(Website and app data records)
---

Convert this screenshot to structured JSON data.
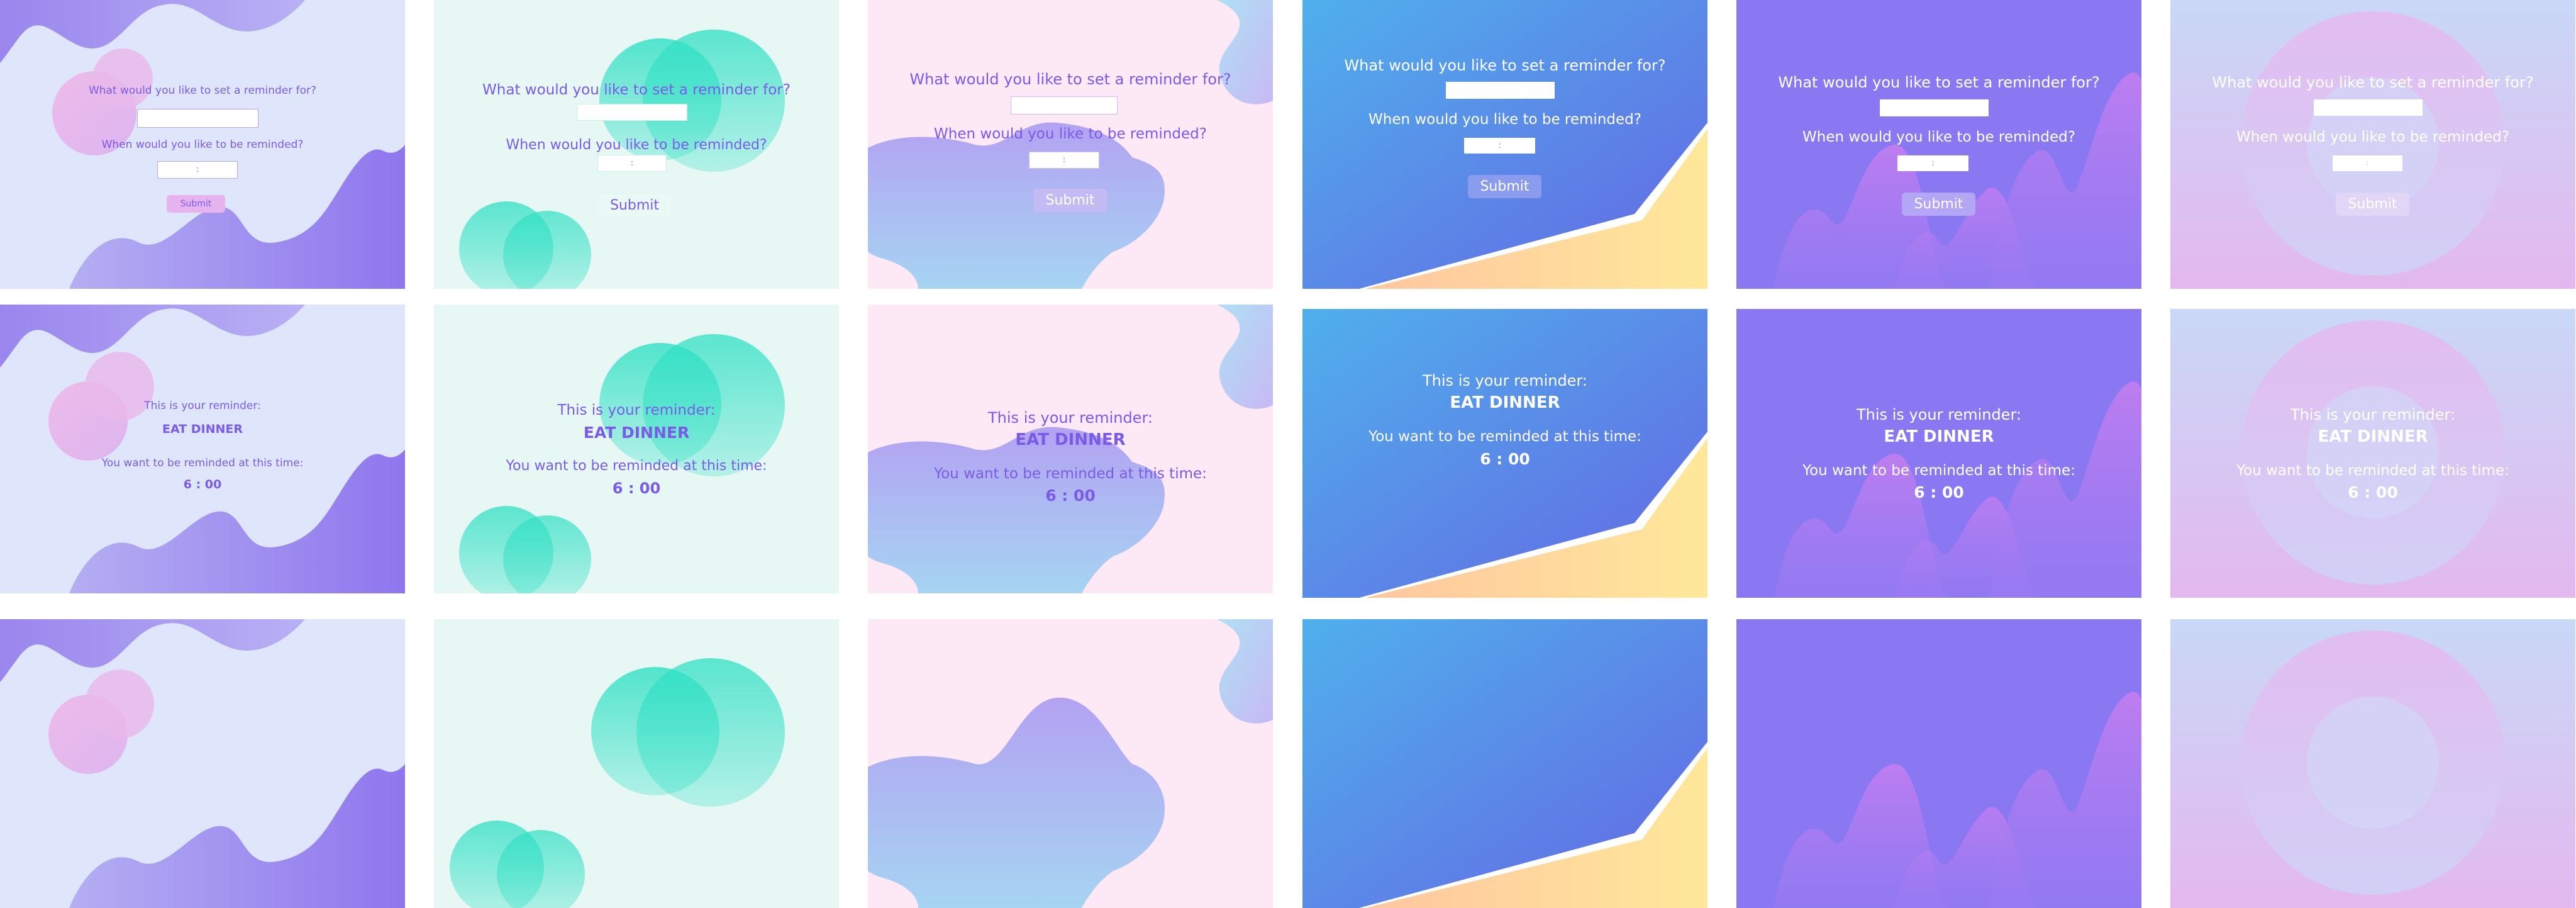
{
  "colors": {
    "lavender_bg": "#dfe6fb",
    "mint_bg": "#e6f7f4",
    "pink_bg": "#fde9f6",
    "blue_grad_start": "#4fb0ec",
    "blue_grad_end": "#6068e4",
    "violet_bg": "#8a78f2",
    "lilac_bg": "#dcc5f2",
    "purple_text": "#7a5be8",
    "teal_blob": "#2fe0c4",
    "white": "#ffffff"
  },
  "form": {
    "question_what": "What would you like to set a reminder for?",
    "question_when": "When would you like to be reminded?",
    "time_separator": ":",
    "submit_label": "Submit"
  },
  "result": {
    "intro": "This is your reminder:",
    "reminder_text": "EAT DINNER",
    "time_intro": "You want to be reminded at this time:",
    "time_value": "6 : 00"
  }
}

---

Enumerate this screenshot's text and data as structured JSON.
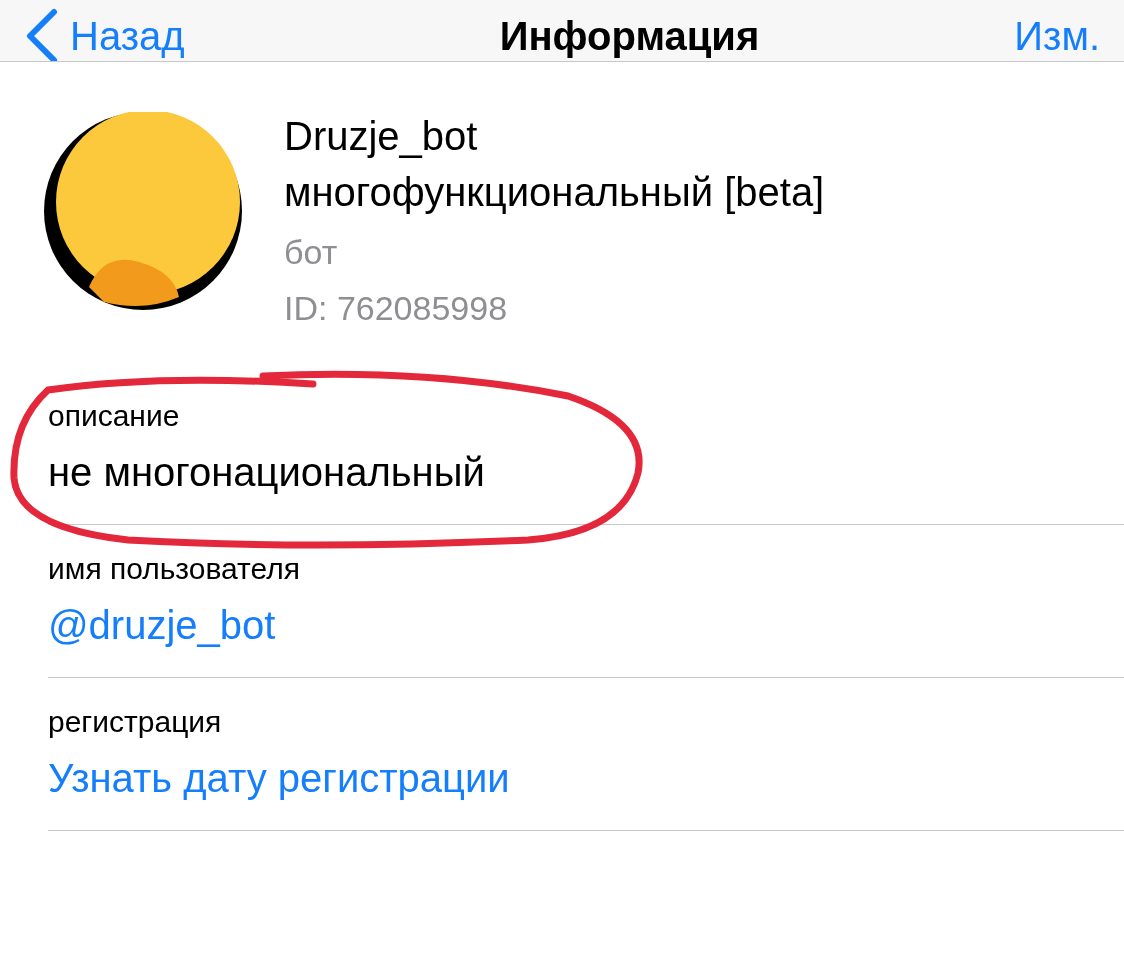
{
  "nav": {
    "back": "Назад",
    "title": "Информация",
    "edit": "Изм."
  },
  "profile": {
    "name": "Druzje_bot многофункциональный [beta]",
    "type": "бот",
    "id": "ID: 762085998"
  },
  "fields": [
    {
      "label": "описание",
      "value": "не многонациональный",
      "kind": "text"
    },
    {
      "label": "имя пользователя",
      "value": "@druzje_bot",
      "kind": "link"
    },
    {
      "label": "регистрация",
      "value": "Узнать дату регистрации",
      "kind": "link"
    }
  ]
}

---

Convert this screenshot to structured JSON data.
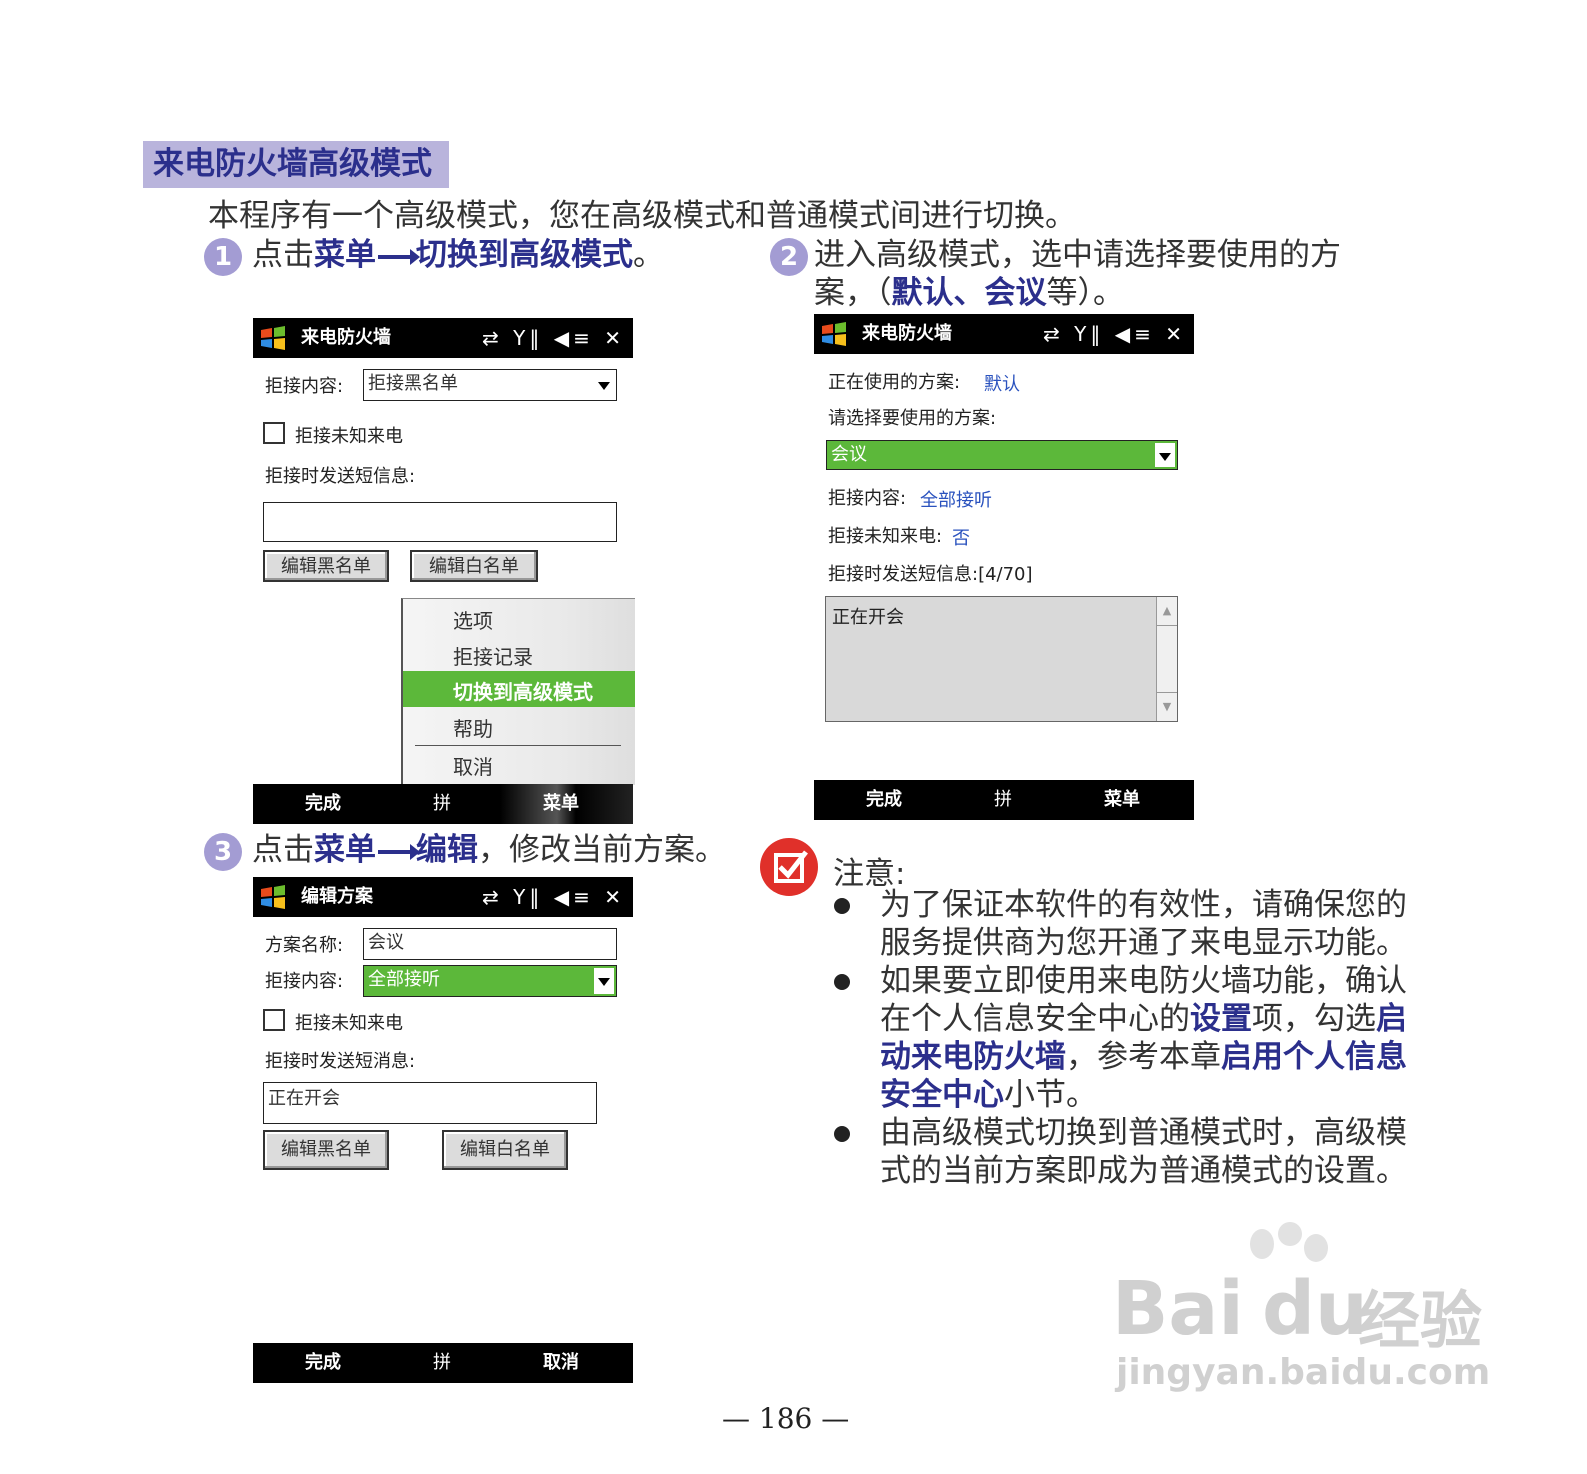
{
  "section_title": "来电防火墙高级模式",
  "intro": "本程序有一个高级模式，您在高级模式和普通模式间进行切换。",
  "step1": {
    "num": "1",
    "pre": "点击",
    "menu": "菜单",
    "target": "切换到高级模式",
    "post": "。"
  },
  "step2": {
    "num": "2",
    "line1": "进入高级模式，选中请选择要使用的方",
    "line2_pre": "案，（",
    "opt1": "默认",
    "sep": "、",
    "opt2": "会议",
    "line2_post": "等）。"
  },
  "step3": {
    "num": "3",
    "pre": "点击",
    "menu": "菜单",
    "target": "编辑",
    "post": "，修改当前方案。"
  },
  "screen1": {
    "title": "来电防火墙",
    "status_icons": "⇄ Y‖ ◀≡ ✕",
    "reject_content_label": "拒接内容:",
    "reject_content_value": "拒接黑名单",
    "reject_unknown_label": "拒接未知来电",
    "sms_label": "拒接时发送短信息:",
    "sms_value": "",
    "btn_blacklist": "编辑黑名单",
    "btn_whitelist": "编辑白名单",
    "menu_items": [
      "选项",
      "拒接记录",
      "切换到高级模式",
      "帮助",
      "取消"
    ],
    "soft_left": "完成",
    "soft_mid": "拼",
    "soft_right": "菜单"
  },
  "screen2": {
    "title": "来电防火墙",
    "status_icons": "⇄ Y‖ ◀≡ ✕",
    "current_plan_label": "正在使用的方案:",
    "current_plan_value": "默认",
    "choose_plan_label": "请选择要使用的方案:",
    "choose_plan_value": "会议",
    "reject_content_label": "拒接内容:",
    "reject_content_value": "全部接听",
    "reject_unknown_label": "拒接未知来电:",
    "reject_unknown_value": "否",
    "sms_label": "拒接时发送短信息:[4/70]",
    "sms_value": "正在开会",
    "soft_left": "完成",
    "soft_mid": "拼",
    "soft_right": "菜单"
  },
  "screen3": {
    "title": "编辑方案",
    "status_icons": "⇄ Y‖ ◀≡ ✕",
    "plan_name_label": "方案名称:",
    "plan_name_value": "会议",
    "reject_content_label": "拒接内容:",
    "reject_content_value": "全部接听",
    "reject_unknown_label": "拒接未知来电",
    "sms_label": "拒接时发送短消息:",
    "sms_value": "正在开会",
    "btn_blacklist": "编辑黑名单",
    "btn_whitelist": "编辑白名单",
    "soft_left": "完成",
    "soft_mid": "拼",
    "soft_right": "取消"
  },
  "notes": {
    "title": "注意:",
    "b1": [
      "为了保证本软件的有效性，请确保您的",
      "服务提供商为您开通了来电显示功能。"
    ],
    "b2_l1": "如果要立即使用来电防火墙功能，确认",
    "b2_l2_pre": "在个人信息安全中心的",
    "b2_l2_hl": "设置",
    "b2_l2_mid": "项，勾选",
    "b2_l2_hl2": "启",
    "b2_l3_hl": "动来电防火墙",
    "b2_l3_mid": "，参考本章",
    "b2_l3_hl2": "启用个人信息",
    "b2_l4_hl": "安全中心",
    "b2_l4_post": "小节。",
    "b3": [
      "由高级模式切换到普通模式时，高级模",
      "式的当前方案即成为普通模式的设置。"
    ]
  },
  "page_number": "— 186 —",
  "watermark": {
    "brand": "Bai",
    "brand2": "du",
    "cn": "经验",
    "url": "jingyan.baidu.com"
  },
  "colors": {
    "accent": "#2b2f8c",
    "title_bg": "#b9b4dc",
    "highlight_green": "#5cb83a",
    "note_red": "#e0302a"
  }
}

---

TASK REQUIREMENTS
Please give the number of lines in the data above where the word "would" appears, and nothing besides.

TASK RESPONSE
2